Directions
Your copy should begin at the line containing "Read all visible content and emit it as JSON." and end at the last line of the records below, matching each line exactly and leaving out pictures.
[Start of section]
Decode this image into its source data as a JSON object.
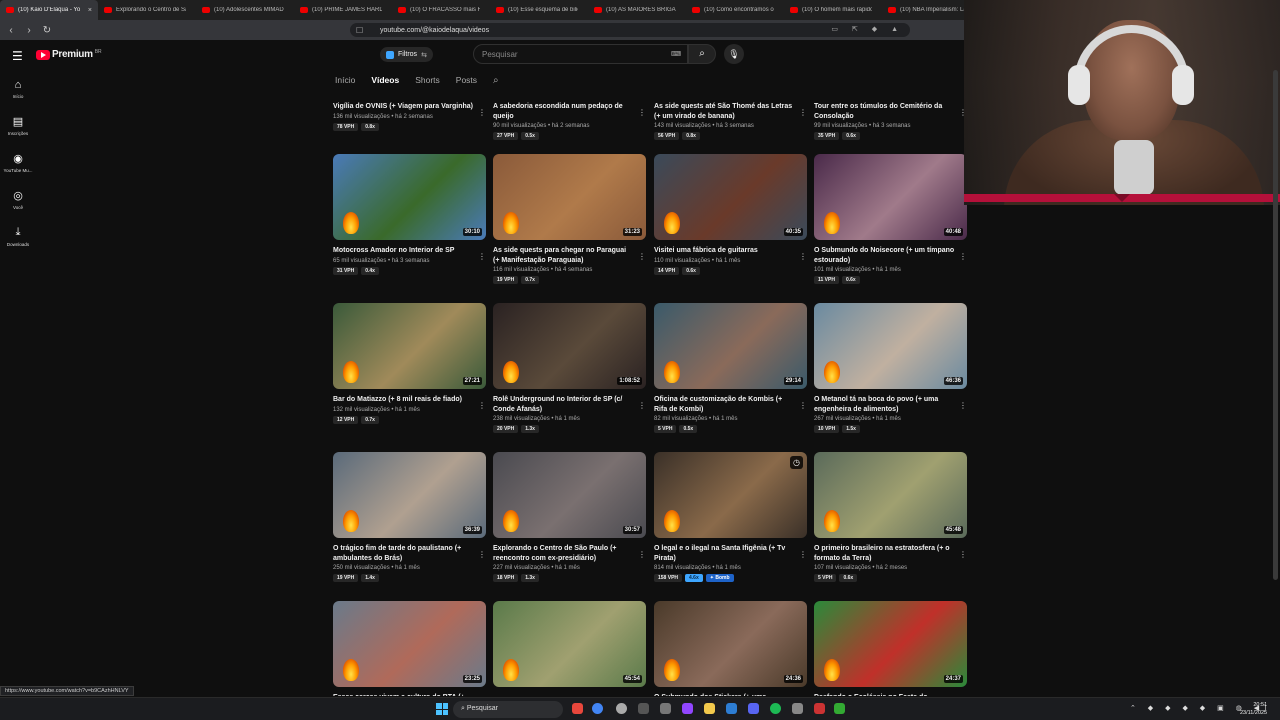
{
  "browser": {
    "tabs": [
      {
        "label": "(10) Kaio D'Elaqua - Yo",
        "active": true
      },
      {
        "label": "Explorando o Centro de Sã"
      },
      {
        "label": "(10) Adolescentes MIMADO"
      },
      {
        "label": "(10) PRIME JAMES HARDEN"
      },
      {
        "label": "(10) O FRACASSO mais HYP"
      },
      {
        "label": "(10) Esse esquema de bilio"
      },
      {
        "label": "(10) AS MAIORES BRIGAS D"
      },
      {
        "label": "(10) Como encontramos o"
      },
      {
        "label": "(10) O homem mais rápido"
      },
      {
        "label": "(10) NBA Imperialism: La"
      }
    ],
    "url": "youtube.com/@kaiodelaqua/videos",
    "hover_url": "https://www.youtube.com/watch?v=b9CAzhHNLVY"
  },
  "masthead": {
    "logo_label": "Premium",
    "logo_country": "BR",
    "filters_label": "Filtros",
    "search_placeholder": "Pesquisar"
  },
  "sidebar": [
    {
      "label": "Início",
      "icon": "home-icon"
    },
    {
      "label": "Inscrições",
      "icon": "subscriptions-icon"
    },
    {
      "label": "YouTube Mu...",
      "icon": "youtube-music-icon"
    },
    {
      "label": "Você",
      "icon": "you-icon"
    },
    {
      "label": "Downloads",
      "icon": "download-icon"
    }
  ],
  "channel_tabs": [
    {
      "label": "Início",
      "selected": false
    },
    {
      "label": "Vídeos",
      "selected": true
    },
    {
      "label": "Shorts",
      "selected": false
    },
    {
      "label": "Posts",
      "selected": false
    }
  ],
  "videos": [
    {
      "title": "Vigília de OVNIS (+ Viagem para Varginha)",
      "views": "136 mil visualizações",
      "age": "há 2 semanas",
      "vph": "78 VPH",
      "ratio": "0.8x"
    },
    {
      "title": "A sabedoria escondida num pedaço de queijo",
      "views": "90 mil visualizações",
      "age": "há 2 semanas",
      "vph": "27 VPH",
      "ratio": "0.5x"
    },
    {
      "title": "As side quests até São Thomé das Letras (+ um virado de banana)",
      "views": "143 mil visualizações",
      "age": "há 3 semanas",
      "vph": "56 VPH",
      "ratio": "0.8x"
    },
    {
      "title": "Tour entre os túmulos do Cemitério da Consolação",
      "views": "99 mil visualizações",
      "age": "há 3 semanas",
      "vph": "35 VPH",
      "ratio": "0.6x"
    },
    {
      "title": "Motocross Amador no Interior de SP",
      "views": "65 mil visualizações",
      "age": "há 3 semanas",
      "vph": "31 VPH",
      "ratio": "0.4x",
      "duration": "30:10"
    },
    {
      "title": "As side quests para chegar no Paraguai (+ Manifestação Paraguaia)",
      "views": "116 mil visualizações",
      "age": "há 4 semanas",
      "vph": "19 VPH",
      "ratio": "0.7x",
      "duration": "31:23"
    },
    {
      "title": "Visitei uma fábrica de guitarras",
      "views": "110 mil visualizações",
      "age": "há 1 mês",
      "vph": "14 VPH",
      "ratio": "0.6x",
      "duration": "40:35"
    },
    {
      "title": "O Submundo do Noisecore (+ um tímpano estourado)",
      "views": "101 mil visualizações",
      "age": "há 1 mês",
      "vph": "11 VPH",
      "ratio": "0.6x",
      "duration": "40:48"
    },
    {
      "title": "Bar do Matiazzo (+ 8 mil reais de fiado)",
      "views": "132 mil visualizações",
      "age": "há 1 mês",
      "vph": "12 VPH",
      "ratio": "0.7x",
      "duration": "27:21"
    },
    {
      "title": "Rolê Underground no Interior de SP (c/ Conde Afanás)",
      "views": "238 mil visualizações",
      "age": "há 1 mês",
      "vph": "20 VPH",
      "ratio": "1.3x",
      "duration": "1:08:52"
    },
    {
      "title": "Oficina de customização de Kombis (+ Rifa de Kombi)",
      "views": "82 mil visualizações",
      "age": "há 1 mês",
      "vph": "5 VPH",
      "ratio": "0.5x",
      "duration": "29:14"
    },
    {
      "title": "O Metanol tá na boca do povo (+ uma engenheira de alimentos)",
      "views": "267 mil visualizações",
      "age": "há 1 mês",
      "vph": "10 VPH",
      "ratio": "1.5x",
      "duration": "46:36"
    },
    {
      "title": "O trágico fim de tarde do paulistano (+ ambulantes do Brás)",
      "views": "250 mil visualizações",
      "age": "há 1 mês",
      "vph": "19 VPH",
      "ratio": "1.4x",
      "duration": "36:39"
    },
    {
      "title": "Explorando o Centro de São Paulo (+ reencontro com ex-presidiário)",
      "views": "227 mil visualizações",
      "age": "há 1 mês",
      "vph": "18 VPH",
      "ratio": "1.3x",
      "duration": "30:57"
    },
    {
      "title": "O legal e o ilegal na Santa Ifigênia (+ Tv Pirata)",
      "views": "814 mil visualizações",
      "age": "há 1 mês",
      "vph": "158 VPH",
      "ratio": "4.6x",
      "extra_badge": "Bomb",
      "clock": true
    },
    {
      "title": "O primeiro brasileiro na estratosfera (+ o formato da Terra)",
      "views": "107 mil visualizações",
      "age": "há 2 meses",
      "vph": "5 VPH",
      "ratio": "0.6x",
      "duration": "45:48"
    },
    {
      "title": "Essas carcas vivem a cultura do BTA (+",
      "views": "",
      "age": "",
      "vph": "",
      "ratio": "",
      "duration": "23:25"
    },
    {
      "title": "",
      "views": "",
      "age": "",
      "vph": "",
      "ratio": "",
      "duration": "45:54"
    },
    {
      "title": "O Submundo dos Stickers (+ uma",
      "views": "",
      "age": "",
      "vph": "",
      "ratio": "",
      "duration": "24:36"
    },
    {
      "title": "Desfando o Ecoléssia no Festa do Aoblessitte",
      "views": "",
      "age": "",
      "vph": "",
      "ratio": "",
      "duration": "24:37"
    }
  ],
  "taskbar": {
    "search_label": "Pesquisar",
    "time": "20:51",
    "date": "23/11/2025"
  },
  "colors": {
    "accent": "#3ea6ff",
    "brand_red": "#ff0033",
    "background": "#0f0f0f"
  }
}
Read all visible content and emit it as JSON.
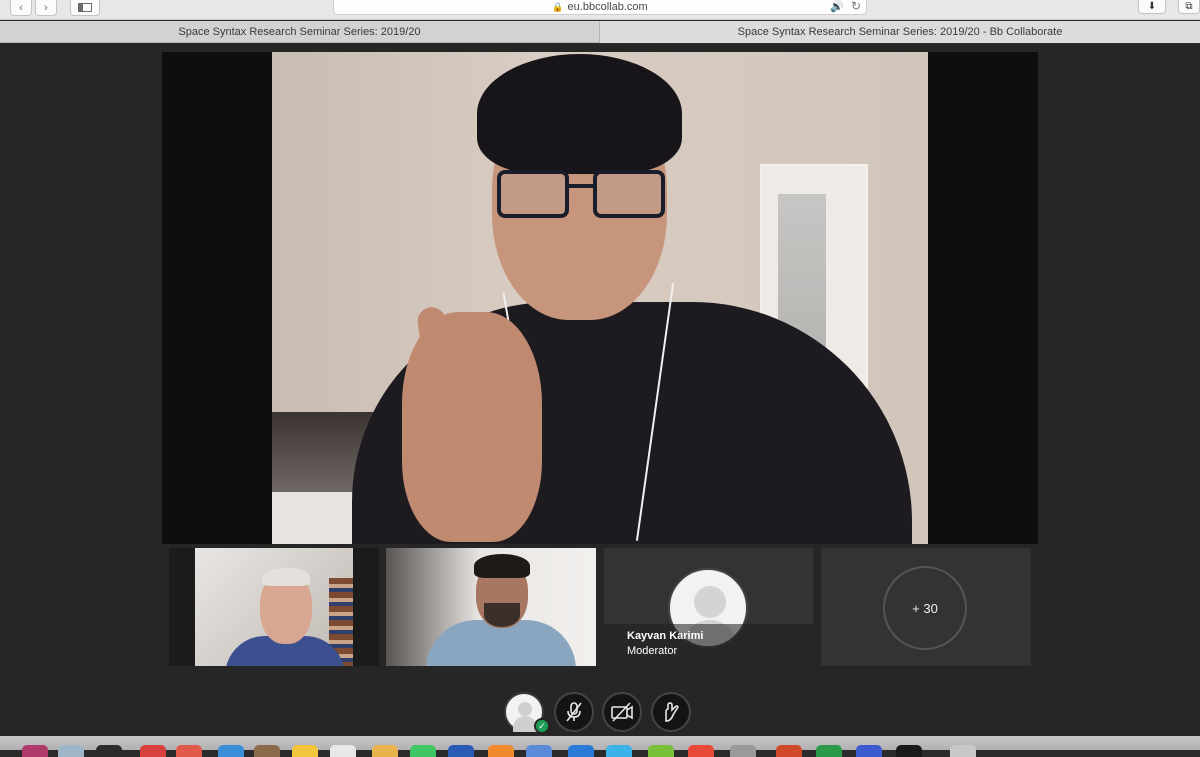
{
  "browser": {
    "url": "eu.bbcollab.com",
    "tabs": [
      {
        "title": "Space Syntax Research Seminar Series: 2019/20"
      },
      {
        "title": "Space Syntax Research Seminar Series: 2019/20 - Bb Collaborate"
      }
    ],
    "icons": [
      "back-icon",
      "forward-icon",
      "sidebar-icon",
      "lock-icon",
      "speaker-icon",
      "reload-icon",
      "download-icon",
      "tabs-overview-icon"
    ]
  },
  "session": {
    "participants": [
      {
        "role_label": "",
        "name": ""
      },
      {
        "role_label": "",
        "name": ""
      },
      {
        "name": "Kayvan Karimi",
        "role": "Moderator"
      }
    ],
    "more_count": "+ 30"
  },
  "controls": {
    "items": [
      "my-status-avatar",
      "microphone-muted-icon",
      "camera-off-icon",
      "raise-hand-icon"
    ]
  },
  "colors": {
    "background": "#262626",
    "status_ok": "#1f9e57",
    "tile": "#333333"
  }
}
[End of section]
Written response
Read all visible content and emit it as JSON.
{
  "browser": {
    "url": "eu.bbcollab.com",
    "tabs": [
      {
        "title": "Space Syntax Research Seminar Series: 2019/20"
      },
      {
        "title": "Space Syntax Research Seminar Series: 2019/20 - Bb Collaborate"
      }
    ],
    "icons": [
      "back-icon",
      "forward-icon",
      "sidebar-icon",
      "lock-icon",
      "speaker-icon",
      "reload-icon",
      "download-icon",
      "tabs-overview-icon"
    ]
  },
  "session": {
    "participants": [
      {
        "role_label": "",
        "name": ""
      },
      {
        "role_label": "",
        "name": ""
      },
      {
        "name": "Kayvan Karimi",
        "role": "Moderator"
      }
    ],
    "more_count": "+ 30"
  },
  "controls": {
    "items": [
      "my-status-avatar",
      "microphone-muted-icon",
      "camera-off-icon",
      "raise-hand-icon"
    ]
  },
  "colors": {
    "background": "#262626",
    "status_ok": "#1f9e57",
    "tile": "#333333"
  }
}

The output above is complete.